Air quality in Spokane got a little better Tuesday, but it was still in the category of unhealthy for sensitive persons.

The pollution on the air quality index went to 109 on Tuesday, down from the index reading of 152 on Monday, which was in the unhealthy for all category.

Air pollution in North Idaho was in the unhealthy for sensitive groups on Tuesday at several sites.

Ranil Dhammapala, of the Washington Department of Ecology, said that nine measuring sites in Washington have registered smoke pollution in the very unhealthy category, which starts at 200 on the air index.

Spokane so far peaked on Friday at 174 and Saturday at 171.

A northerly flow from Canada that began last week continued to pump smoke southward as a large and hot high pressure system bulged northward along the Pacific coast, officials said.

The weather pattern and hot weather are expected to hold through Saturday when skies may start to clear due to an advancing low pressure system and change in air direction.

“Eastern Washington will have to wait until about Saturday,” said Dhammapala.

An air quality alert is in effect until then.

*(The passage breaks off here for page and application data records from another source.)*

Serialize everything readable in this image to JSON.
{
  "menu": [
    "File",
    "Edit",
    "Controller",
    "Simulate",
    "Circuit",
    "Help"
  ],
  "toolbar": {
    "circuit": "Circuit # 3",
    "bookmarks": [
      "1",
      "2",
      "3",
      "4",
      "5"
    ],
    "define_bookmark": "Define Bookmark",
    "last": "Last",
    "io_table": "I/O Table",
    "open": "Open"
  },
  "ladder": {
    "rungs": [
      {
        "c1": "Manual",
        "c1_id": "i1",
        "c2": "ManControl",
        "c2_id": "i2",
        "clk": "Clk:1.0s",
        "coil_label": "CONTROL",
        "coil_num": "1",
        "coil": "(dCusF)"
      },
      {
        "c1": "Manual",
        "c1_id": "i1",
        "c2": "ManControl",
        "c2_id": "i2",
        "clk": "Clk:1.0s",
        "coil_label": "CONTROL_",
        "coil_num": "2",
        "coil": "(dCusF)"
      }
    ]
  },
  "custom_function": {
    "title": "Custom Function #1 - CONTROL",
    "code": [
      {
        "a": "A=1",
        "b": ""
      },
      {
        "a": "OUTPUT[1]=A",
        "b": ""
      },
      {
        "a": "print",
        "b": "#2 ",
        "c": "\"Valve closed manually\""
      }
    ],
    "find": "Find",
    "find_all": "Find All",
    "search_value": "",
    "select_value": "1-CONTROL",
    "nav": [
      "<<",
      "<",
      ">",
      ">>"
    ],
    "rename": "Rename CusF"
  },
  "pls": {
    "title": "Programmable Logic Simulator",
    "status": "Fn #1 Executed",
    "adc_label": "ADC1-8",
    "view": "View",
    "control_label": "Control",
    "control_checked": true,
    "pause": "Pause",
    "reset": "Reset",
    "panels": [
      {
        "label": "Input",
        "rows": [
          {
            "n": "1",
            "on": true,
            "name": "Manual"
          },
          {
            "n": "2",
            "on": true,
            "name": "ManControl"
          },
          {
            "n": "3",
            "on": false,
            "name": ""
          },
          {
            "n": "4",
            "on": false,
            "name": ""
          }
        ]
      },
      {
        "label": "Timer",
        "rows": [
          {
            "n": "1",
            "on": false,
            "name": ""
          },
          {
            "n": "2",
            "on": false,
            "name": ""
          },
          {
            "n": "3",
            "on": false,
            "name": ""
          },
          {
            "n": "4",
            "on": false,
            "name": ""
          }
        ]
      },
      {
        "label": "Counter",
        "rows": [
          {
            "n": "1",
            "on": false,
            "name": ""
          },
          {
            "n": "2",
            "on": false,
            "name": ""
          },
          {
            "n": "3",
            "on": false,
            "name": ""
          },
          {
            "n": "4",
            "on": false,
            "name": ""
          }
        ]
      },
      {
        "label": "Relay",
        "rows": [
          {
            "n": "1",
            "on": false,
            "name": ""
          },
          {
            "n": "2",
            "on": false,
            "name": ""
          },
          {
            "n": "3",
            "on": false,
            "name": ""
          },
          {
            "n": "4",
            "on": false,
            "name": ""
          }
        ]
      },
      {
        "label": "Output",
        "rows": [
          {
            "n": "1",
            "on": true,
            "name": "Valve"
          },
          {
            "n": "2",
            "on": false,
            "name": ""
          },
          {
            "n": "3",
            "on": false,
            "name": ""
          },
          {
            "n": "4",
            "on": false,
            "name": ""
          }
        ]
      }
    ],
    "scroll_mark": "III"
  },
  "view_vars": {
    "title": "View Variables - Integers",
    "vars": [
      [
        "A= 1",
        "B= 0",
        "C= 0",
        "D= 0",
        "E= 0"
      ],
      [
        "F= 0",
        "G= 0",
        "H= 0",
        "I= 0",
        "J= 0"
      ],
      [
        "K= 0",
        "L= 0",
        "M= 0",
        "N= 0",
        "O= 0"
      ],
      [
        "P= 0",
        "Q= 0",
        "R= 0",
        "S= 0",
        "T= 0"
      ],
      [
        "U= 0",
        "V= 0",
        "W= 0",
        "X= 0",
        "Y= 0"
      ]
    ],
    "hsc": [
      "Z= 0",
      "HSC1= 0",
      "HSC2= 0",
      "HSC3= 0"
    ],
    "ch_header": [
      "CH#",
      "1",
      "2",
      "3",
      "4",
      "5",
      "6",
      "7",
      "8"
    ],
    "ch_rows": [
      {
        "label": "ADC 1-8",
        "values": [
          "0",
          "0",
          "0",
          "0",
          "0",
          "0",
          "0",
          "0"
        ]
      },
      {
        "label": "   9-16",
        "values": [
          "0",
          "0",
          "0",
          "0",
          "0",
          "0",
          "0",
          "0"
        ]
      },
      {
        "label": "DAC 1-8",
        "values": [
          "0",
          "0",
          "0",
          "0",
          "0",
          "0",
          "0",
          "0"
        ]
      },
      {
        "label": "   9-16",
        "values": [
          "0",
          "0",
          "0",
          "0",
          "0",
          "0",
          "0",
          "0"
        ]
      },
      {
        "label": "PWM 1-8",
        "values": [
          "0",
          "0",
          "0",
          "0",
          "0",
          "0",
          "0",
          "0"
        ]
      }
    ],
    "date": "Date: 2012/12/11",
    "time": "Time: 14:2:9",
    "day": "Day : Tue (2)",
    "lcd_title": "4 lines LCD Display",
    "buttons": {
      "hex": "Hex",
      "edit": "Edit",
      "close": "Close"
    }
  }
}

Highs will continue mainly in the 90s until Sunday.

A weak disturbance over the Okanogan region Tuesday brought a thunderstorm and risk of heavy rain. The National Weather Service issued a flood advisory for an area east of Omak.

Thunderstorms are expected in the mountains each afternoon this week. Forecasters said they could trigger slides, especially in areas burned in recent years.

Twenty-six fires were burning in British Columbia on Tuesday. Nearly 1.5 million acres have burned in the province since April 2017 in 892 separate fires, according to CKNW radio.

There are an estimated 7,000 residents displaced by fire. Another 26,000 are on notice to leave.

Canadian firefighters were being joined by crews from four other countries, including the U.S., according to online report from the station.

Closer to home, Washington has seen a huge increase in fires with 699 occurring since April 1. Nearly 90 percent of the fires were human caused, more than the typical 50-50 split.

“We need people to be very careful out there,” said Traci Weaver, of the U.S. Forest Service in a conference call with news reporters on Tuesday.

The Noisy Creek Fire at Sullivan Lake continued to burn, forcing a Level 1 evacuation order for a campground and residents northwest of the Noisy Creek Fire, which has overtaken much of the hilly, tree-filled area just east of Sullivan Lake in Pend Oreille County. The 3,120-acre fire began July 15, when rolling thunderstorms blanketed the region.

Some of the B.C. fires started with the same system, which only spit a few sprinkles in Spokane.

Fire crews are continuing to attack the fire on the northwest corner, which is closest to the lake’s recreational areas. Kris Rietmann, spokeswoman, said teams will conduct “proactive burnout measures” Tuesday and construct additional fire lines.

“Today’s operations will focus on that corner,” she said Tuesday morning. “We’re going to be doing some aerial burnout operations today as well.”

Rietmann said the fire was 27-percent contained Tuesday.

There have been a total of six firefighter injuries, Rietmann said. Three have been struck by falling branches or snags; one was treated for dehydration; and two were unrelated medical issues.

There have been no injuries to citizens. No structures have been lost.

At the Diamond Creek Fire northwest of Winthrop, firefighters were having trouble gaining ground in difficult terrain with heavy fuels.

Smoke cleared enough for an ariel attack on Monday, but firefighters had to draw back on their containment area. They were concentrating on the north side of the fire, which was burning toward the Canadian border, Weaver said.

They were also trying to stop the fire from advancing on Winthrop.

Also, shade from the thick smoke was helping suppress the heat, giving firefighters some assistance, officials said.

The battles in Washington were also being aided by Type 1 federal fire teams, said Bob Johnson with the state Department Natural Resources.

Five active fires are burning in the Nez Perce and Clearwater national forests in Idaho.

Four fires are burning in the Kootenai and Lolo national forests of western Montana.

Ten federal forest fires are burning in Oregon, including a 52,000-acre fire near Burns and a 4,600-acre fire in Crater Lake National Park.